*WHAT YOU HAVE TO DO*. Count lines with "icon" below; give only the number.

BEGIN RECORDS TO USE

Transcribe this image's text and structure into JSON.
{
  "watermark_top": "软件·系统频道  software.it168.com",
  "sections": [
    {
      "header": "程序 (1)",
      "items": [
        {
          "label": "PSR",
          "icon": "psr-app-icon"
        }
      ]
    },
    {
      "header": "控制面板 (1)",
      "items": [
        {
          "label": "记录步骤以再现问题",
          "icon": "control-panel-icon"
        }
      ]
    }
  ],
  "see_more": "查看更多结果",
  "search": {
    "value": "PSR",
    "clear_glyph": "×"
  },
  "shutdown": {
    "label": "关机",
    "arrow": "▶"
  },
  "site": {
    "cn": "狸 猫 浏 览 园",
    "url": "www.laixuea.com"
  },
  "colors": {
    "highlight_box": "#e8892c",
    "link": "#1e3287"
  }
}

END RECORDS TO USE

*RESPONSE AREA*. 2